While marketing researchers have recently been discussing the power of visual cues in regard to social media, this isn’t new. If anything, it corroborates what psychologist Jerome Bruner of New York University found in studies: people recall 10% of what they hear, 20% of what they read and 80% of what they see. To add even more weight to this: educational researchers suggested in 2001 that 83% of human learning is visual in nature.* Additionally researchers at the Wharton School of Business found that the combination of visual and verbal communication was most effective; 67% of people in an audience confirmed this when attending a conference of presentations. So, how can we harness the power of visual cues to connect with consumers on an emotional level in package design?
What has changed is a world in which consumers have increasing demands placed on them; they are bombarded with stimuli almost 24/7, making them tune a great deal out. Added to that, consumers have less time and even less inclination to read. That’s why the power of visuals continues to increase, in my view, bringing us to the topic of packaging. The most effective package design leverages selective verbal brand communication, but only after it first attracts its core audience by emotive, resonant visual communication. Remember the classic adage before developing package design: A picture is worth a thousand words.
Which visual assets generate the most excitement among fans?
What excites fans about their favorite brands? And what turns consumers on to some brands over others for the first time? It’s seeing representations of these brands in an exciting visual manner. Nothing can deliver more of a punch than packaging; not a strong website or the effective use of social media, even. Packaging makes the brand concrete and invites consumers to interact with it if developed properly. Structure, color and graphics all help to garner attention, but it’s imagery that makes emotional connections.
When consumers are in retail environments, one of three scenarios will happen. The packaging is so blasé or formulaic (has the expected category look and feel), that it is ignored. Structure, graphics and color are interesting, but the packaging visuals do not attract sufficient attention to prompt further examination of its verbal brand communication. Or, the visual assets on the package elicit full attention from consumers to the exclusion of everything else on the shelf – prompting interaction (picking it up to read the verbal brand communication) and then purchase.
Well-chosen imagery tells a story; it’s meaningful and adds weight to verbal brand communication. It matches the brand’s values. It feels authentic and depicts the subject matter in a natural manner. Nothing looks cheesy, contrived or inappropriate to the brand’s positioning. There are likely additional backgrounds or visual cues that are central to the brand, but the packaging isn’t so busy that it’s impossible for consumers to focus in on the key visual that conveys the brand best.

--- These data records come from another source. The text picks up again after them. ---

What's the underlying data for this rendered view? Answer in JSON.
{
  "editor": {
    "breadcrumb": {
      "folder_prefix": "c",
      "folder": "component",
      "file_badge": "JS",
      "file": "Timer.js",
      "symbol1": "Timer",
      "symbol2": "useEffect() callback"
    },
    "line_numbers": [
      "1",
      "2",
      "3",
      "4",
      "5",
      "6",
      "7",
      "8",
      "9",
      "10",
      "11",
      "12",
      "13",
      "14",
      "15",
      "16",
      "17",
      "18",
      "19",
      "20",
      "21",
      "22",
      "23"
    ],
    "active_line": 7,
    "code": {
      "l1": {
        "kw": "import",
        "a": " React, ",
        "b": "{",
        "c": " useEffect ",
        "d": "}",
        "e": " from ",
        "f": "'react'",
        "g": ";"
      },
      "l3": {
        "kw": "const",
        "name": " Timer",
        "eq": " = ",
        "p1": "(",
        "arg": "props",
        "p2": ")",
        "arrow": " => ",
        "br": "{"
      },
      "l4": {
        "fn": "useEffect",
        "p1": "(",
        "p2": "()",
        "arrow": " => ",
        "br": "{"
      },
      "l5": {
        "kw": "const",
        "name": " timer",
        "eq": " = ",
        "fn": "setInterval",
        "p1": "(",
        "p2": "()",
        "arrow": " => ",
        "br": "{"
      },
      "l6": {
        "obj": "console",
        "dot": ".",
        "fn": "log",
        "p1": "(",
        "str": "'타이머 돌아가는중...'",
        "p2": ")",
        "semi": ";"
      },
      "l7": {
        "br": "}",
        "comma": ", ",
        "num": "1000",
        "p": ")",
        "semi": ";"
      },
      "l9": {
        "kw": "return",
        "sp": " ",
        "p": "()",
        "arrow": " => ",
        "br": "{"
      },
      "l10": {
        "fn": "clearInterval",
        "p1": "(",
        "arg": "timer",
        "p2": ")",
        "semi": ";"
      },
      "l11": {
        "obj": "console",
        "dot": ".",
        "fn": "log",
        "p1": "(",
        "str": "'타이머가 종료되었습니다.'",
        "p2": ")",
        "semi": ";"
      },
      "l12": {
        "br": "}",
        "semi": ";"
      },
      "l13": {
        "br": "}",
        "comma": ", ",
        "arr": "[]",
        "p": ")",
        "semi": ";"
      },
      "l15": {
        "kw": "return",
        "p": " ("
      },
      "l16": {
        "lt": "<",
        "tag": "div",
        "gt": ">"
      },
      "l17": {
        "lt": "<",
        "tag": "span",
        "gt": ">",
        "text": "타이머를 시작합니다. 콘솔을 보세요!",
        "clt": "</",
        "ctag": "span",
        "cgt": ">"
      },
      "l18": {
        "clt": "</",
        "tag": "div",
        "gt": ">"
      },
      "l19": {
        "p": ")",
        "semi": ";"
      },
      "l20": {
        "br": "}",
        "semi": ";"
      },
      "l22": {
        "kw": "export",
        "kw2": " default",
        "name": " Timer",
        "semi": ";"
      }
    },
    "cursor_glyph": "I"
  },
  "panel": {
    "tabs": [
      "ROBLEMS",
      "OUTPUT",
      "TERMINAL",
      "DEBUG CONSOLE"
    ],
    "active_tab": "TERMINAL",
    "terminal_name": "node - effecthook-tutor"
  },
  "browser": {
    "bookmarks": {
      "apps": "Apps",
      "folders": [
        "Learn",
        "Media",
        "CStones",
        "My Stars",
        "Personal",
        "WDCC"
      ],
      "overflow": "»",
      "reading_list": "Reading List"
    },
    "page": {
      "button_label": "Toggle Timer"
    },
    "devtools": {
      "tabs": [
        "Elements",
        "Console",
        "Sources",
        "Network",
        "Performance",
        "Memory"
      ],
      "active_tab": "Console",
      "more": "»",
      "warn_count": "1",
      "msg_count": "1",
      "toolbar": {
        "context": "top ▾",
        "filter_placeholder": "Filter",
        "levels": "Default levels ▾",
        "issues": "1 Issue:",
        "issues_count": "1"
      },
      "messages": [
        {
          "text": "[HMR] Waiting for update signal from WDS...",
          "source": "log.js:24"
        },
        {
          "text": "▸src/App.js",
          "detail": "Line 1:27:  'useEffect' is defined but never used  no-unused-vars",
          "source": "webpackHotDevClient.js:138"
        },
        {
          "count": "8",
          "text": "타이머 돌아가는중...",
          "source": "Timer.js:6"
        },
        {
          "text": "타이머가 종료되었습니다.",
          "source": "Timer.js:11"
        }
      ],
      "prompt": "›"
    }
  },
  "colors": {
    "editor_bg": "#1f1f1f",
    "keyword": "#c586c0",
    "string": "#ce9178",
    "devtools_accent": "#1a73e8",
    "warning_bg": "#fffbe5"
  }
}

Visual assets should add brand value; they should represent the brand in consumer’s minds. When the brand is mentioned, a visual should come to mind first, and then the verbal concepts associated with the visual picture, to be effective.
In order to know which brand assets should be visualized, it’s important to conduct research. What are the purchase drivers that consumers are mindful of when shopping for items within the product category? Which specific drivers differentiate one brand from all of the others? Which associations do consumers make in their minds about the brand? How are their shifting wants and needs determining what matters most now, and does that align with the current manner in which visual and verbal communication are expressed? Do subtle changes, or not so subtle ones, need to be made to address what’s relevant to consumers now? What is the brand’s value proposition and does that clearly stand out on packaging?
How classic toy brands leverage visual assets on packaging
When a key visual asset is established for a brand, it should be retained, leveraged and consistently used in all marketing communication, including packaging. For example, a high-tech robotic mask is recognized by consumers all over the world as the icon that represents Hasbro’s Transformers. A flaming red and yellow swoosh stands for Mattel’s Hot Wheels. The color pink – specifically PMS 219 C, which is actually owned by Mattel – represents the Barbie brand. While other visuals might be contemporized over time on packaging, the key visual must remain the same. Even consistent placement and hierarchy, such as the iconic, red LEGO logo square always appearing in the upper left-hand corner of the front panel of all of its packaging, can build equity among consumers.
When we think about each of these visual elements, we realize how central each is to the brand and its positioning; how each speaks eloquently of that brand and no other one. Not only is recognition important, but even more so the brand assets that are called to mind by these visuals. No matter how many new products are introduced, keeping a key visual in place brings forth all of the emotions associated with the brand in the consumers mind, even as every other visual changes along with key verbal brand communication over time. That is especially important for licensed brands since consumer products can be launched in a myriad of categories.
What comes first: visual or verbal communication?
Does all of this mean that most verbal brand communication should be eliminated? No, it doesn’t. What it does mean is that, since people are visual, attracting consumers by leveraging powerful visual communication is the first order of business when it comes to packaging. Yet it must be supported by selective, well-developed verbal communication to seal the deal. This puts the onus on brand managers to hone in on the verbal messages that are key to the brand and the product; eliminating everything else in the process. It also puts the onus on marketers to first develop brand embodying visuals, as we can see… and that’s about more than having a well-developed brand identity and a nice product shot that looks like a billboard across the front panel of the package.
*Thriving in Academe: A Rationale for Visual Communication, National Education Associate Advocate Online, 12/2001